The guy on my flight from LAX to Baltimore had a laptop computer with a GPS receiver and associated software. He could track down just where we were and where we were going. Unfortunately, the software was intended for use in the car: when he tried to use it to see how much farther we had to go, it plotted a route along the highways!

You probably consider that cheating, anyway. ;)

A Thousand Pardons
2005-Mar-01, 07:05 PM
The guy on my flight from LAX to Baltimore had a laptop computer with a GPS receiver and associated software. He could track down just where we were and where we were going. Unfortunately, the software was intended for use in the car: when he tried to use it to see how much farther we had to go, it plotted a route along the highways!

You probably consider that cheating, anyway.
Some GPS receivers have great circle distance calculators, but if yours doesn't that's one way to geek it up--just include a spreadsheet spherical trig great circle solver on your laptop. You could even include correction for the earth's ellipsoidal figure. :)

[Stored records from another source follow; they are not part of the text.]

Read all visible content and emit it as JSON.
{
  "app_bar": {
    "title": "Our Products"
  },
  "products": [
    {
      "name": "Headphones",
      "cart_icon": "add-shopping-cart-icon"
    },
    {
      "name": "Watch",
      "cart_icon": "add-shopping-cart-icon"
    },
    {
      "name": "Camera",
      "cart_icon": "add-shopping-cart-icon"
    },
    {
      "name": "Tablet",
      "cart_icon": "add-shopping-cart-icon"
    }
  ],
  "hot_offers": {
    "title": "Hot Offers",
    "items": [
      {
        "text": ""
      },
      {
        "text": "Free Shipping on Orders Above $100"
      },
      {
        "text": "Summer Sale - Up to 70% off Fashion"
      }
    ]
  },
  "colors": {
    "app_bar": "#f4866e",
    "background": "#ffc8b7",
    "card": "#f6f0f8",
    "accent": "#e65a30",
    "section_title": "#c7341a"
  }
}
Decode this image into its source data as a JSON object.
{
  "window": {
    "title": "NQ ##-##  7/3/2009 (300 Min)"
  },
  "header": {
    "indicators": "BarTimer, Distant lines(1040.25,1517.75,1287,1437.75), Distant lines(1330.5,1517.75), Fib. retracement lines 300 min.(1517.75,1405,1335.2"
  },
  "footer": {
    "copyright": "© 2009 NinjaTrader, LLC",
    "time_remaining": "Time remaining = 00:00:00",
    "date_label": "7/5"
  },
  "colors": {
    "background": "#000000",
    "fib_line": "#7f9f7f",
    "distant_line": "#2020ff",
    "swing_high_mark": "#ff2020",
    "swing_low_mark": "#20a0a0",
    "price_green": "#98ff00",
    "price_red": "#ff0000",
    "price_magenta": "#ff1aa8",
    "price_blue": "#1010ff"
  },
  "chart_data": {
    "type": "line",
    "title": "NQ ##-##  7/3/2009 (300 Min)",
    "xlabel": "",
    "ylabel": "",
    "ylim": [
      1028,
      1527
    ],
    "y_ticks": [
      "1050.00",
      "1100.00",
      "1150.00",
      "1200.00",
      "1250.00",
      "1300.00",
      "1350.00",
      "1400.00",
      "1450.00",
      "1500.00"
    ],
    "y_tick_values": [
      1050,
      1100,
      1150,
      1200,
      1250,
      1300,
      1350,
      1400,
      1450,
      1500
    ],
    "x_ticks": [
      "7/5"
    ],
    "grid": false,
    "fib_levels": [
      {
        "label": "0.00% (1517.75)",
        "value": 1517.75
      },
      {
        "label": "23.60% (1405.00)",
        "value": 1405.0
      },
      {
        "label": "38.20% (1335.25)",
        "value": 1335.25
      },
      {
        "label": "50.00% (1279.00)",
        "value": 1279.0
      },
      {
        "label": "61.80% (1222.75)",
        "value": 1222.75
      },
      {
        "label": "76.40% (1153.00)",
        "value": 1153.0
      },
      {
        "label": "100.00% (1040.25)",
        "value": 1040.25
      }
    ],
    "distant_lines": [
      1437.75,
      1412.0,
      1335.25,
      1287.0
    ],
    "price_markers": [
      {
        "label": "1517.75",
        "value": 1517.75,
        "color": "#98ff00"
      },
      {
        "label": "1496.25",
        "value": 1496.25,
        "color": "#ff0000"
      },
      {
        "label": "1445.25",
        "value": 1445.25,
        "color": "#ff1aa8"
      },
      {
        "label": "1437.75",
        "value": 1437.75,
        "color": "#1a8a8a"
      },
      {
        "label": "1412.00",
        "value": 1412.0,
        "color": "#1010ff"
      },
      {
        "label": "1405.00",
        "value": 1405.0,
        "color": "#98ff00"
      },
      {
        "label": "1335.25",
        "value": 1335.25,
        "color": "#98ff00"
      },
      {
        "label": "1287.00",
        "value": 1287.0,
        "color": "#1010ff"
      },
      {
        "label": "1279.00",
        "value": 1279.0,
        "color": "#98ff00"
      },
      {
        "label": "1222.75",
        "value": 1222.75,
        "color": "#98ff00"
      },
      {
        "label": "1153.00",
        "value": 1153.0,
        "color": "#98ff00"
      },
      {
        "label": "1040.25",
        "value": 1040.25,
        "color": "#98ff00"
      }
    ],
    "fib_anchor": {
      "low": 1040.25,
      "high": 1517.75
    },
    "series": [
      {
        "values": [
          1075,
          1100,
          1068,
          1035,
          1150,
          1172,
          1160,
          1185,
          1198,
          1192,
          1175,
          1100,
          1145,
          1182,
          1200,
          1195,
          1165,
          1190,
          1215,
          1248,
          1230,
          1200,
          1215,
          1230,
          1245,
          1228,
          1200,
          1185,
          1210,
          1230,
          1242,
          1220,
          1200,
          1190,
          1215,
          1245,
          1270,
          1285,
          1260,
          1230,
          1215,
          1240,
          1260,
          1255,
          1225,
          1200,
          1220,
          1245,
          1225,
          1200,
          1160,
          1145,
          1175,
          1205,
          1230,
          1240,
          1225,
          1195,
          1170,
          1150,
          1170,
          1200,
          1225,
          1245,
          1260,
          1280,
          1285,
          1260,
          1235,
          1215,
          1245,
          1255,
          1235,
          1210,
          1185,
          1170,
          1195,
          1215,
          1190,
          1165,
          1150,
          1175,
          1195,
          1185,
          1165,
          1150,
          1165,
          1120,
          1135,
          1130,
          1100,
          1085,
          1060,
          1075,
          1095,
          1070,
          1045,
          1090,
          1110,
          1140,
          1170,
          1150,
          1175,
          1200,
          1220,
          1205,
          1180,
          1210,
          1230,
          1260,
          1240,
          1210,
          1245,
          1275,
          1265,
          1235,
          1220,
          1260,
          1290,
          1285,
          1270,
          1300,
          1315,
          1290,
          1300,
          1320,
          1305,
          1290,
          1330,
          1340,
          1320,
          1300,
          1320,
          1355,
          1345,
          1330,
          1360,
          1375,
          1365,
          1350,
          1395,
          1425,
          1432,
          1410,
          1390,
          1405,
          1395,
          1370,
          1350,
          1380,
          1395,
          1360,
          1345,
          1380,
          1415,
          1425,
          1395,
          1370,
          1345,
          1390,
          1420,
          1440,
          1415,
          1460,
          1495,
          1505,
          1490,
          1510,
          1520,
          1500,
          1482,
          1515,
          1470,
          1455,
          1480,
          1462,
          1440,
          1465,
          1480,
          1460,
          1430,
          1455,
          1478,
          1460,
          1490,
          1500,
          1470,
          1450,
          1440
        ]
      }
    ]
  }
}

Torsten
2005-Mar-01, 09:24 PM
"I would like to get a compass, but they don't seem to be commonly sold."

I own 3 or 4 Silva Rangers and a Suunto MC-2 - commonly available here in any sporting goods store. :D

Try obtaining actual runway bearings for Gatwick before departure so that you can calibrate your compass during takeoff for whatever effects the aircraft will have on it. Also take into account the changing magnetic deviation. I don't know how much it varies over the British Isles, but from Newfoundland to Houston it will span ~35 degrees of deviation, and you'll cross the agonic line.

I had my sectionals and old mechanical navigation computer along on a commercial flight down the BC coast one clear, moonlit night and I was able to detemine our location easily from the shapes of the islands and channels.

I used to do all my navigation with just a line marked on the chart and references to landmarks. I really enjoyed that. It's easy when you're up high, but a few times I did longer flights (~500 mi) when the ceiling was low and it was way more work to be certain of position at all times. I was really, really tired after those flights. The plane had no VOR or Loran-C (this was before GPS was commonly available). I haven't done any of that in 16 years.

GPS has made things in my business so much easier. I used to be dropped off by helicopter in small openings in the woods to be picked up at the end of the day at another opening several km away. If it wasn't the same pilot at the end of the day, you'd have to call him in using a radio, but now you simply overfly the pickup point, the pilot records the position in the GPS, and it's no problems. :D It has, however, been known to happen that the field dude doesn't make it to the planned pickup site, and the radio fails. . . For that there are flares, and overnight gear.

sarongsong
2005-Mar-02, 01:34 AM
...I need an accurate indication of attitude in order to be able to do that.
Some boating supply stores (West Marine) carry a simple plastic one.

Waarthog
2005-Mar-02, 01:59 PM
I used to carry my sectionals and such on commercial flights but after the third time I was asked to put them away because it made other passengers nervous (this is 1988-1991 go figure) I stopped.

Swift
2005-Mar-02, 02:53 PM
One of my watches has an altimeter. It seems to give incorrect readings in an airplane. I suspect it is the problem that Glom mentioned. I wonder if the pressurized cabin has something to do with that, since it uses pressure to measure?

There are lots of places to buy compasses in the states; camping stores always have them.

I wonder in this paranoid age, if plotting the position of your flight is a good idea. They might think you are a terrorist calculating when to blow the bomb up. :-?